• _Work request_:
Check each line of the listing below for the string "time", and copy the ones that have it.

━━━ Records to use ━━━

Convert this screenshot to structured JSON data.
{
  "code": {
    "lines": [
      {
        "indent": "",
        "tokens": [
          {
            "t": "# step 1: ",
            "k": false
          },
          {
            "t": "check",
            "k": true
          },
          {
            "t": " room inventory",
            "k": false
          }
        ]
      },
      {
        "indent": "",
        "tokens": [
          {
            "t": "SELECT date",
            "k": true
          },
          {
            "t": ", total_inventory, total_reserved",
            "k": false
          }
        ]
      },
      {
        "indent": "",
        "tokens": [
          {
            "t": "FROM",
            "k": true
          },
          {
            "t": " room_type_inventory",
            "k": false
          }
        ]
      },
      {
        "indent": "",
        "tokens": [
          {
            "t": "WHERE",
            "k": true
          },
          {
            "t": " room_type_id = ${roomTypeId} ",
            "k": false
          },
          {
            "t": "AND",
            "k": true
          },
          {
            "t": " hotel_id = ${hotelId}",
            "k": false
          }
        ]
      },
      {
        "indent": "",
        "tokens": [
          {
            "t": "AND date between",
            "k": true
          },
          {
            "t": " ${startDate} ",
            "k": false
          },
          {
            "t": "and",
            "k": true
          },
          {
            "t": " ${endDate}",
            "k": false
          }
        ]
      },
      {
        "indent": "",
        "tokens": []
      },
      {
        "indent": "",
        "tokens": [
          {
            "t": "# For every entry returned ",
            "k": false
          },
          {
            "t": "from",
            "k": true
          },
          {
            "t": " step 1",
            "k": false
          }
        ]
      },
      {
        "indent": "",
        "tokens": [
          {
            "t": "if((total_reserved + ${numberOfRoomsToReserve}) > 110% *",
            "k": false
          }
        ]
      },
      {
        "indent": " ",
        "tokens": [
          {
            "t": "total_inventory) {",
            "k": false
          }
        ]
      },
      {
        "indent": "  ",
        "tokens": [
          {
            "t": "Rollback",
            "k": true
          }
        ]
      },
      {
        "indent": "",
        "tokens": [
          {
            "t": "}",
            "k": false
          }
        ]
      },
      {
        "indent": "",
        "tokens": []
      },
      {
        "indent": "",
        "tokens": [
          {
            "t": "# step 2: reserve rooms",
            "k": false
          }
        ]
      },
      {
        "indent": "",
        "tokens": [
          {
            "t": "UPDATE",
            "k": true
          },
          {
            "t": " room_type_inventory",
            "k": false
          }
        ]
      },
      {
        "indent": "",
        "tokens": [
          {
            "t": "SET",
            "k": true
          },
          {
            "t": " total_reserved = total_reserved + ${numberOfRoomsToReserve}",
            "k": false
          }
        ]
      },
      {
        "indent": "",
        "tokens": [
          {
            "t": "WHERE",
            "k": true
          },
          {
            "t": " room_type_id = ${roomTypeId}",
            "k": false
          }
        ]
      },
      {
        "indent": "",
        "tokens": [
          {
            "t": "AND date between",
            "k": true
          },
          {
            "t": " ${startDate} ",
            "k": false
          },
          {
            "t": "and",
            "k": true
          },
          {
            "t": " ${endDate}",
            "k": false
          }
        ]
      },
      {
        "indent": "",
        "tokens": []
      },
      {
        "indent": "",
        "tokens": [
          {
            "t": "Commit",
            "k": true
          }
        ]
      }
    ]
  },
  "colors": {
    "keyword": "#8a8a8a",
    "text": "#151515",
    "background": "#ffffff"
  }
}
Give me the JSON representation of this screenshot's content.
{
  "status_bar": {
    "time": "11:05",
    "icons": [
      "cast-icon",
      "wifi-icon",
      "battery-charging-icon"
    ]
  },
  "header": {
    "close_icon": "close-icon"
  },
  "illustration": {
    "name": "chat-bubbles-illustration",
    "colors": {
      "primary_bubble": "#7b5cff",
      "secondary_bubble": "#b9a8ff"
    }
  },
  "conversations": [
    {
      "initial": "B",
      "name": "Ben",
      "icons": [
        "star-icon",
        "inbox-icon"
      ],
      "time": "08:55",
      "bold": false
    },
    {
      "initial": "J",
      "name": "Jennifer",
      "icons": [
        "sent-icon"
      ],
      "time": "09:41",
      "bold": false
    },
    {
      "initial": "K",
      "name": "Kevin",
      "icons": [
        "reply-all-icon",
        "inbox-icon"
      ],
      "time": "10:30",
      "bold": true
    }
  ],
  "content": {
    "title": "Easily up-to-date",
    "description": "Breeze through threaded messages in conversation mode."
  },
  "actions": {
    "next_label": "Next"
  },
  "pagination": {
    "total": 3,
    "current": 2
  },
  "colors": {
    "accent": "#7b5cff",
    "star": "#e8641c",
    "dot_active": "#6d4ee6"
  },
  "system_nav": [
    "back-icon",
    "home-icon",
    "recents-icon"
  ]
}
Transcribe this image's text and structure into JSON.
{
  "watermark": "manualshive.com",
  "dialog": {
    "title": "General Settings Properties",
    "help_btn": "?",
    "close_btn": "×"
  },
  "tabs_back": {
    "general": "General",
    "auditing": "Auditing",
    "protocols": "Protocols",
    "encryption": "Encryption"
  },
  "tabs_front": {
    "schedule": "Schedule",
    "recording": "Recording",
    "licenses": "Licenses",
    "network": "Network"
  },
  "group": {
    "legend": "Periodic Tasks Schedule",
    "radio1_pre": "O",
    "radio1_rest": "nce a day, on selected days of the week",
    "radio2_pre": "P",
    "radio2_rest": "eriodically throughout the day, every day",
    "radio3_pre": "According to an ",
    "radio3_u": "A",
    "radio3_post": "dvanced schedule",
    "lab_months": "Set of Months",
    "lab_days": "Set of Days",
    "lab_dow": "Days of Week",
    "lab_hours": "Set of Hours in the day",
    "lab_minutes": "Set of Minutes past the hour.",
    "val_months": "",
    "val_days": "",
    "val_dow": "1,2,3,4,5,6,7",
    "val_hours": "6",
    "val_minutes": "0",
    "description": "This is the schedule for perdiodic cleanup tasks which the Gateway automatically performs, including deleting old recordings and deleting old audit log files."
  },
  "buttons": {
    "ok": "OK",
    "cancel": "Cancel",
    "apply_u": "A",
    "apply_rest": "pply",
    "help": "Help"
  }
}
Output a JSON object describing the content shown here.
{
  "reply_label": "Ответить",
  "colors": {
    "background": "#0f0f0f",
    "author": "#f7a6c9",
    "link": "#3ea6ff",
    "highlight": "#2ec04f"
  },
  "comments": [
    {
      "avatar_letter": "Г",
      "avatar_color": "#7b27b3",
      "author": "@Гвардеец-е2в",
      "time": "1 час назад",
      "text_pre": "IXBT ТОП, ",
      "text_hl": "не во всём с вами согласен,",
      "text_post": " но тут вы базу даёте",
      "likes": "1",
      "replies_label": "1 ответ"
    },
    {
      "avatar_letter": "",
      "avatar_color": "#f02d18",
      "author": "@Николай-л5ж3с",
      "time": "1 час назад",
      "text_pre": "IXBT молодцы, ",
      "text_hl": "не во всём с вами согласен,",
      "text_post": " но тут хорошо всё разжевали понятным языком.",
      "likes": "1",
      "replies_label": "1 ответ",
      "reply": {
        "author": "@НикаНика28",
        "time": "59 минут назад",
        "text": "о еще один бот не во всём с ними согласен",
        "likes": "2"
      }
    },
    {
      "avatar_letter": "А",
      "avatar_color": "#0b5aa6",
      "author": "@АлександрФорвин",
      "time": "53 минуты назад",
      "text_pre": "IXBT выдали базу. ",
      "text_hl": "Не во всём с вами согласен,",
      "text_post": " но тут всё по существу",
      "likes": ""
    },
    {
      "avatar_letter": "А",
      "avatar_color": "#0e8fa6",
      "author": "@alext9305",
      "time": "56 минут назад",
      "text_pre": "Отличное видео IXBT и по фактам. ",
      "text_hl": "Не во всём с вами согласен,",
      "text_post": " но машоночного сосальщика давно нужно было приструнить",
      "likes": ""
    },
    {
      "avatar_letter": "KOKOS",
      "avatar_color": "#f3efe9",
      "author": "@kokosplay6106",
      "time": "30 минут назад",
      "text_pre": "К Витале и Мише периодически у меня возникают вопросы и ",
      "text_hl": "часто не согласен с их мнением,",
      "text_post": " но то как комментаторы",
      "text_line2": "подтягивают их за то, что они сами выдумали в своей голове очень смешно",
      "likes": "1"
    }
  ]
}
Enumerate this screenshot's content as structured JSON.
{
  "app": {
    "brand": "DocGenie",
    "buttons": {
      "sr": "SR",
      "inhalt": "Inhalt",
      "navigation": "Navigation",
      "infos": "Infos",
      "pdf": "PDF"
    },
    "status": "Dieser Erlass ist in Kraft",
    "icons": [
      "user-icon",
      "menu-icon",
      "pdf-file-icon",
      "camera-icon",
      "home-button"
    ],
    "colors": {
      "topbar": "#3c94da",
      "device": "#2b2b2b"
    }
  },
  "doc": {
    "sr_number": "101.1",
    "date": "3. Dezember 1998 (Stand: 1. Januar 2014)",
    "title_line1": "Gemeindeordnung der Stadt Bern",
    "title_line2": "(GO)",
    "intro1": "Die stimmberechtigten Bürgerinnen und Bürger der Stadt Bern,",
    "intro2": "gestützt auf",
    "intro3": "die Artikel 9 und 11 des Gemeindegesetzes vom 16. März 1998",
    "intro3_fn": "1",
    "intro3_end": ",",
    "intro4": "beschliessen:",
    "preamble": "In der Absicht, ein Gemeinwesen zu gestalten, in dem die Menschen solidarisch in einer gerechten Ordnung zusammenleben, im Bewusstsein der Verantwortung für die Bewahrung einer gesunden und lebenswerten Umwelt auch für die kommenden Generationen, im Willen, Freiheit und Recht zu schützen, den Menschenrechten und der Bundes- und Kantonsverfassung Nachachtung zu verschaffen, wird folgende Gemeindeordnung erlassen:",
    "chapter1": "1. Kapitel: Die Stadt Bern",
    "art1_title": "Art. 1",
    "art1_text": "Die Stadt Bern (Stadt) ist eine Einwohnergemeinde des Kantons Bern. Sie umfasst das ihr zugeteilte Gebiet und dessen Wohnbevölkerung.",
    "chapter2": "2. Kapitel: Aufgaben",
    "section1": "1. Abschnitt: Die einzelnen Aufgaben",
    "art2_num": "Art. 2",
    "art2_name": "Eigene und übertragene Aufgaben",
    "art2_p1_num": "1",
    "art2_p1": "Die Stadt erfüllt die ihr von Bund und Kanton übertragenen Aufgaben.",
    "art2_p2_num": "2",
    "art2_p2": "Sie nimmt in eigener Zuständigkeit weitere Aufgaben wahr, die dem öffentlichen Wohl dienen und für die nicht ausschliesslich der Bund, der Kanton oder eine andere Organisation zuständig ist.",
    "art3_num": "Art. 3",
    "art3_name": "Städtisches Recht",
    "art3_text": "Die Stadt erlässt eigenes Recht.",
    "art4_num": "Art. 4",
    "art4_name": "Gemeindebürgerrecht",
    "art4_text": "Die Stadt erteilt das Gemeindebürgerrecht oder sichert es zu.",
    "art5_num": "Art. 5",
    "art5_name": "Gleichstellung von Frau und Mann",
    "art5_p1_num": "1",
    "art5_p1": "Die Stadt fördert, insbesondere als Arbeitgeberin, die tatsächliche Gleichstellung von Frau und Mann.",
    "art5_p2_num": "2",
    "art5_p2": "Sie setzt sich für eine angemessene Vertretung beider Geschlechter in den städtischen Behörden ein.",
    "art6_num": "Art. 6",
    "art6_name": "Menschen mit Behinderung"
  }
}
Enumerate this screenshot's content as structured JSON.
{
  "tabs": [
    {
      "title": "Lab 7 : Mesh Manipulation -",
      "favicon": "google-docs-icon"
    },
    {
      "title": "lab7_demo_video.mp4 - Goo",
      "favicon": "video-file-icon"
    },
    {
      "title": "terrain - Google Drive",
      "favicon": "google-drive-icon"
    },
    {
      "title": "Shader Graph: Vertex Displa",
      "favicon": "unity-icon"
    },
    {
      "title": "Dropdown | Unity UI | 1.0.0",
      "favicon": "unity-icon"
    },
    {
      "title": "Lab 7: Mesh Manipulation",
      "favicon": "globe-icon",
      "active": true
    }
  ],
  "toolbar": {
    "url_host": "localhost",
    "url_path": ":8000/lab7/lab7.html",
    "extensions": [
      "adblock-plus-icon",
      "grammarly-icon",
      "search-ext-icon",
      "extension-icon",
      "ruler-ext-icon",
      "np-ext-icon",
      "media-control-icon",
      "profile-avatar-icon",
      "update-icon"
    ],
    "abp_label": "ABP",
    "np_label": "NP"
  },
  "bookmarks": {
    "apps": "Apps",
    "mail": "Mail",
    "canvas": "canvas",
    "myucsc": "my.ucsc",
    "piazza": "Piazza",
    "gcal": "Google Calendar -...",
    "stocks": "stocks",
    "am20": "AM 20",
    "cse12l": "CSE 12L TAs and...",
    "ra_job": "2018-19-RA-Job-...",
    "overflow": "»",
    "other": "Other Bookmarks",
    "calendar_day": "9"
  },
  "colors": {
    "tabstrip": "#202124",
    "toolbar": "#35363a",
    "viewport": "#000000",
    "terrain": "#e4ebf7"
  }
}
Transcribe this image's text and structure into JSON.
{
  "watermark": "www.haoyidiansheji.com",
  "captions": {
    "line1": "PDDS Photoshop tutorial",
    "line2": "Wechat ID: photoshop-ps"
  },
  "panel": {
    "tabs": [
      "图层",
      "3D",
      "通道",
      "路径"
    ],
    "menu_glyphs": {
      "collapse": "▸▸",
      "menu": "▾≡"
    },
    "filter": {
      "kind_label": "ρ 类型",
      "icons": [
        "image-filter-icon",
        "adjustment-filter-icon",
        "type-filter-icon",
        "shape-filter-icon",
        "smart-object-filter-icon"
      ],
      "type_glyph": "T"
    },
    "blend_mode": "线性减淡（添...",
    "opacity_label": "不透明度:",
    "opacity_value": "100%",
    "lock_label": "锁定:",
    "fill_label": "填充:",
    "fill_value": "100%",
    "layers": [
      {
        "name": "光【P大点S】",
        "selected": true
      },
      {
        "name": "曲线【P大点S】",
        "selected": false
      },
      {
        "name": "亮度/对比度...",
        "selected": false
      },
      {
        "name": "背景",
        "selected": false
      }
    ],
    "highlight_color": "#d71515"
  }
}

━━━

• _Result of the task_:
    "time": "11:05",
      "time": "08:55",
      "time": "09:41",
      "time": "10:30",
      "time": "1 час назад",
      "time": "1 час назад",
        "time": "59 минут назад",
      "time": "53 минуты назад",
      "time": "56 минут назад",
      "time": "30 минут назад",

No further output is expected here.